Time ain’t nothing but empty space. What we decide to put in the empty space determines who we are. Nothing else matters… nothing else.” Stick
Stick served time twice and is currently supervised by the board of pardons and paroles. While doing time, Stick took advantage of every educational opportunity and continued his education upon release. He too, is not alone according to the United States Department of Justice, Bureau of Justice Statistics (December 2014):
An estimated 6,899,000 persons were under the supervision of adult correctional systems at yearend 2013
About 1 in 35 adults (2.8%) in the United States was under some form of correctional supervision at yearend 2013
Recognizing the stories behind Stick and Duck are relatable to approximately one in four adults (not to mention affected family members), Education Career Services, Career Breakout, and 2nd Chance University are dedicated to providing successful offender transitional programs and books into an often non-forgiving public.
For over ten years, Duck and Stick consulted with the research, writing, and coaching teams, offering a perspective and reality into “Walls, Bars, and Razor Wire… You Choose” as well as our six-book intensive series offered through 2nd Chance University.
What have we learned over the years? Glad you asked. Positive offender reintegration as well as personal and professional success can become a reality. Will it be easy? Not a chance. Are there help and resources to get you on your path? There is, Career Breakout has taken the lead.

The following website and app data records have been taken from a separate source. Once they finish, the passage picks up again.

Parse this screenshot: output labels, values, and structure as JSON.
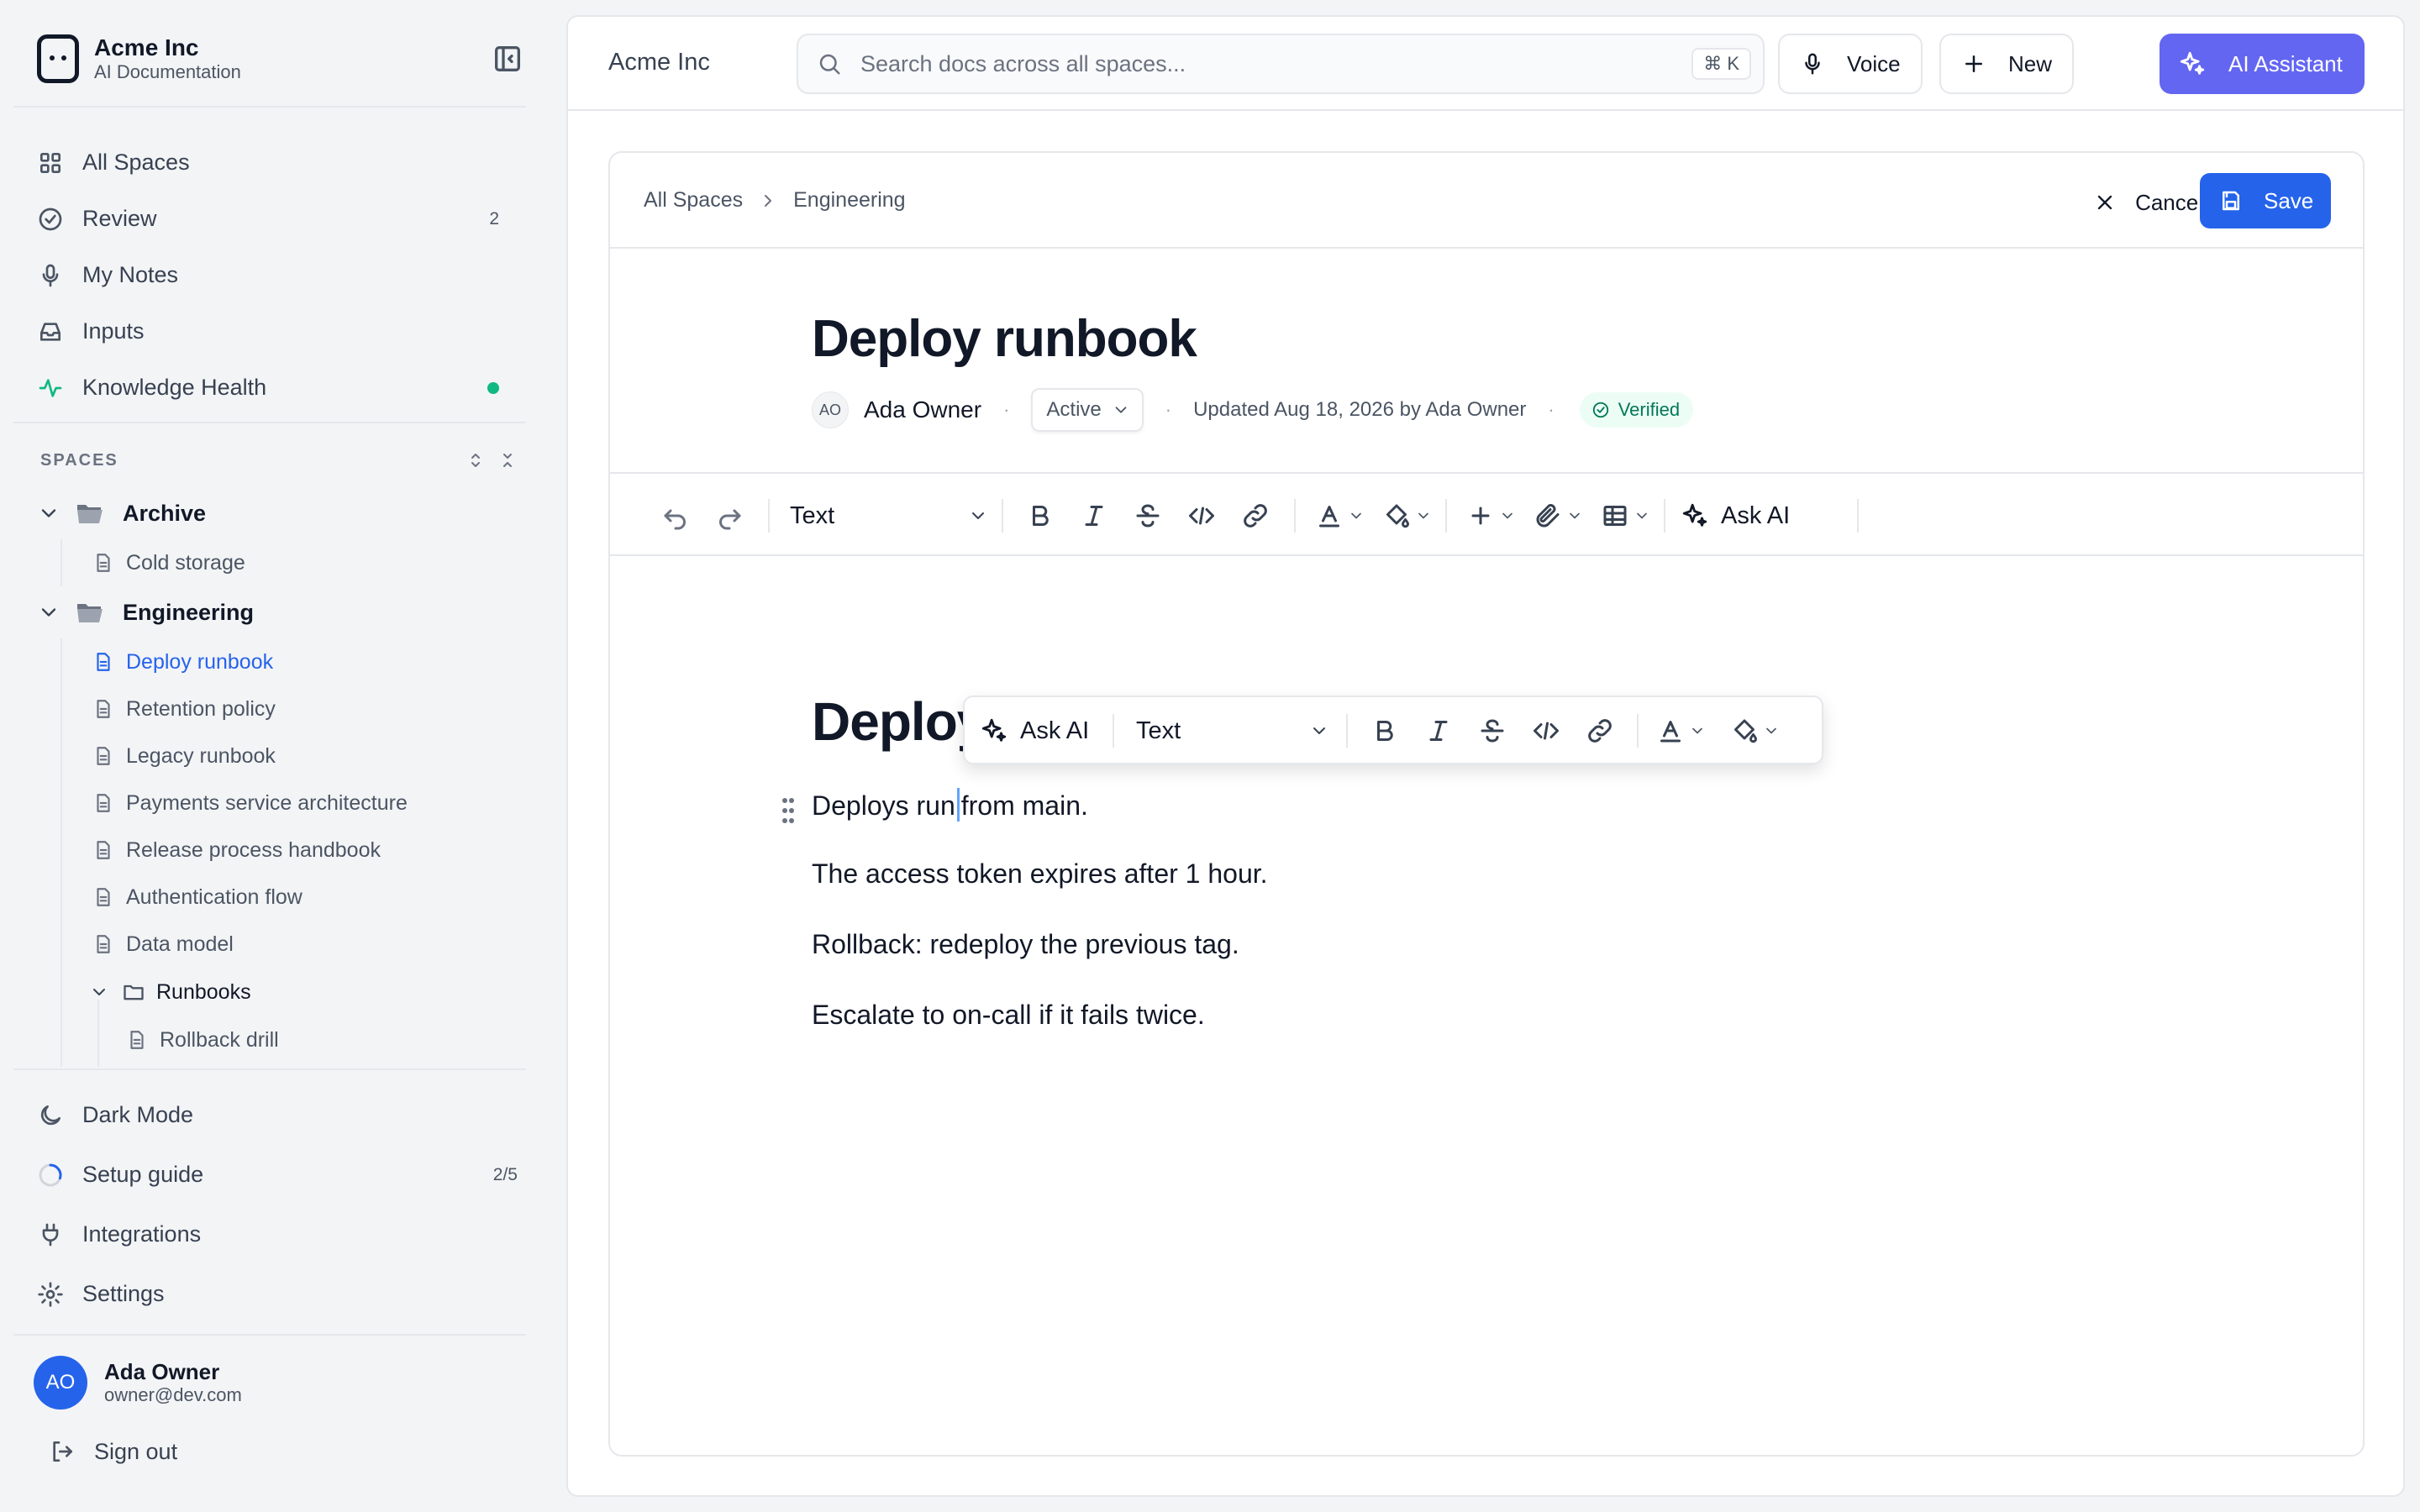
{
  "brand": {
    "name": "Acme Inc",
    "subtitle": "AI Documentation"
  },
  "nav": [
    {
      "label": "All Spaces",
      "icon": "grid-icon"
    },
    {
      "label": "Review",
      "icon": "check-circle-icon",
      "badge": "2"
    },
    {
      "label": "My Notes",
      "icon": "mic-icon"
    },
    {
      "label": "Inputs",
      "icon": "inbox-icon"
    },
    {
      "label": "Knowledge Health",
      "icon": "activity-icon",
      "status_color": "#10b981"
    }
  ],
  "spaces": {
    "label": "SPACES",
    "archive": {
      "name": "Archive",
      "docs": [
        "Cold storage"
      ]
    },
    "engineering": {
      "name": "Engineering",
      "docs": [
        "Deploy runbook",
        "Retention policy",
        "Legacy runbook",
        "Payments service architecture",
        "Release process handbook",
        "Authentication flow",
        "Data model"
      ],
      "subfolder": {
        "name": "Runbooks",
        "docs": [
          "Rollback drill"
        ]
      }
    }
  },
  "bottom_nav": {
    "dark_mode": "Dark Mode",
    "setup_guide": "Setup guide",
    "setup_progress": "2/5",
    "integrations": "Integrations",
    "settings": "Settings"
  },
  "user": {
    "initials": "AO",
    "name": "Ada Owner",
    "email": "owner@dev.com",
    "signout": "Sign out"
  },
  "topbar": {
    "workspace": "Acme Inc",
    "search_placeholder": "Search docs across all spaces...",
    "shortcut": "⌘ K",
    "voice": "Voice",
    "new": "New",
    "ai_assistant": "AI Assistant"
  },
  "colors": {
    "accent": "#2563eb",
    "ai": "#6366f1",
    "verified": "#047857"
  },
  "editor": {
    "breadcrumb": [
      "All Spaces",
      "Engineering"
    ],
    "cancel": "Cancel",
    "save": "Save",
    "title": "Deploy runbook",
    "author_initials": "AO",
    "author": "Ada Owner",
    "status": "Active",
    "updated": "Updated Aug 18, 2026 by Ada Owner",
    "verified": "Verified",
    "toolbar": {
      "block_type": "Text",
      "ask_ai": "Ask AI"
    },
    "bubble": {
      "ask_ai": "Ask AI",
      "block_type": "Text"
    },
    "content": {
      "heading": "Deploy",
      "p1_before": "Deploys run",
      "p1_after": "from main.",
      "p2": "The access token expires after 1 hour.",
      "p3": "Rollback: redeploy the previous tag.",
      "p4": "Escalate to on-call if it fails twice."
    }
  }
}
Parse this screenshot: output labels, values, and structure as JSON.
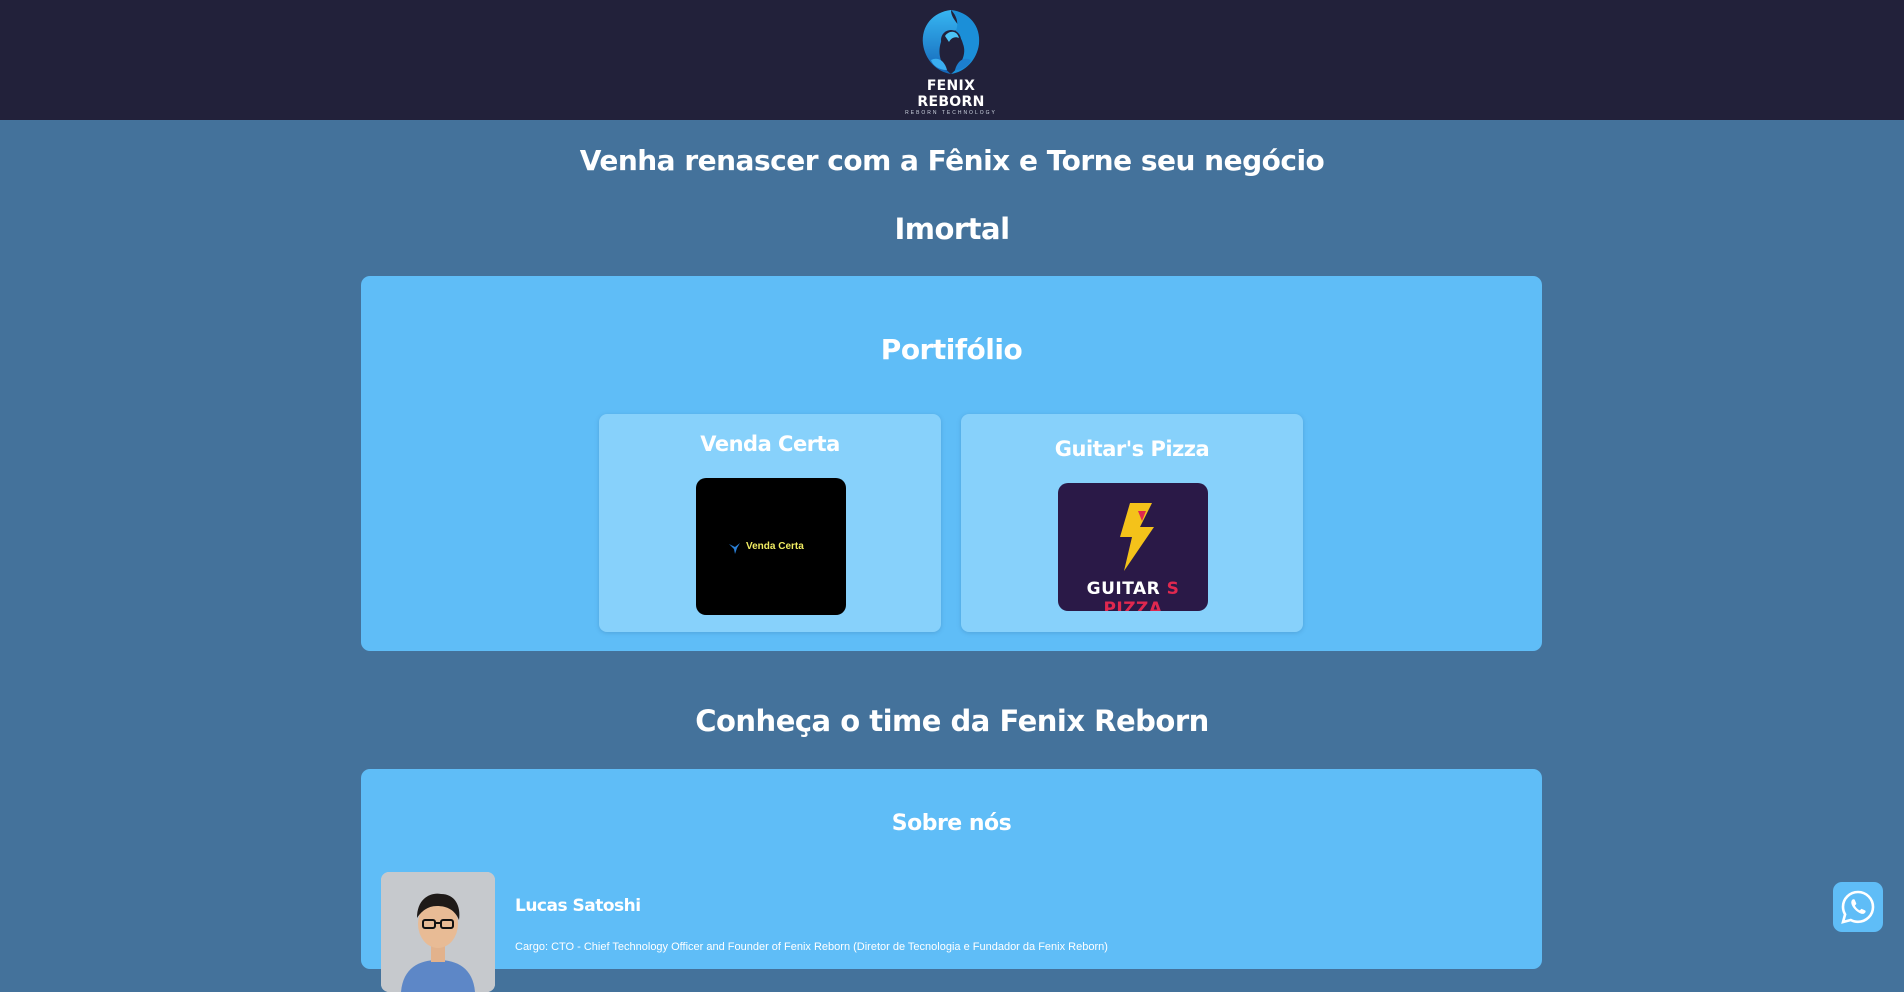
{
  "header": {
    "logo_text": "FENIX REBORN",
    "logo_subtext": "REBORN TECHNOLOGY",
    "logo_icon": "phoenix-icon"
  },
  "hero": {
    "line1": "Venha renascer com a Fênix e Torne seu negócio",
    "line2": "Imortal"
  },
  "portfolio": {
    "title": "Portifólio",
    "items": [
      {
        "title": "Venda Certa",
        "image_text": "Venda Certa"
      },
      {
        "title": "Guitar's Pizza",
        "image_text_1": "GUITAR",
        "image_text_2": "S",
        "image_text_3": "PIZZA"
      }
    ]
  },
  "team": {
    "heading": "Conheça o time da Fenix Reborn",
    "section_title": "Sobre nós",
    "members": [
      {
        "name": "Lucas Satoshi",
        "role": "Cargo: CTO - Chief Technology Officer and Founder of Fenix Reborn (Diretor de Tecnologia e Fundador da Fenix Reborn)"
      }
    ]
  },
  "floating": {
    "whatsapp_icon": "whatsapp-icon"
  },
  "colors": {
    "page_background": "#44729b",
    "header_background": "#22213a",
    "panel_background": "#5fbdf7",
    "card_background": "#87d1fb",
    "logo_blue": "#1e9be0"
  }
}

Research highlights many employers ARE willing to give second chances if the individual possesses these basic characteristics (just to name a few):
The right mindset: too often offenders are not mentally prepared to the challenges they will be facing upon release and for years to come. Taking wishes out of the equation and keeping it real must be the first step… and that comes from within as detailed by Duck and Stick.
Honesty: Offenders are watched like an eagle, accept it, live with it. This means no lying on job applications, during interviews, or while networking. This does NOT mean one should shout to the world background blemishes… don’t get me wrong.
Confidence: When asked about an arrest, conviction, or probation, own it. Once accepted, turn poor past judgments into a learning and growing experience. There are several effective methods to do this, unfortunately there is not enough space to cover at this time (do get our website address concluding this article for available insight and resources).
Preparation: If you’ve never heard of a letter of explanation, time to get the groove on and develop one. Our material covers these, and above bullets, for your advantage.
As Duck, Stick, and thousands of others have found out, transitioning from prison to the “real world” begins with the self.
No one ever promised life after prison would be easy. Truth is, easy is not part of the equation, but there are common mistakes many felons make upon release. It’s not really their fault, they just didn’t know the right things to do after getting their 50 dollar voucher and bus ticket. With Career Breakout, the right things to do are in black and white.
Time is now to accept reality: the individual transitioning from razor wire fences are seen as a risk. Not knowing effective methods to turn risk into benefit or believing you won’t succeed places you on the fast track back to prison.
“What’s the use of trying? After 12 years in prison, I can’t change the stripes on my back.” Felix
Do you have what it takes to make it upon release or will the rebound find you with a violation? Believe it not, you have the power AND now you have the resources.
If you or someone you know desires to overcome barriers due to an arrest or conviction, invite them to review the latest publication from Career Breakout, Duck, and Stick. Warning, the contents offered demands an active role on your part and will only be effective if you are committed to freedom… at any cost.
There are no excuses but the ones you convince yourself you believe!
“I’m not a number.” Duck
Seeking material designed for those transitioning out of prison and choose freedom, visit www.CareerBreakOut.com and consider the most powerful book that will change your life: “Walls, Bars, and Razor Wire… You Choose.”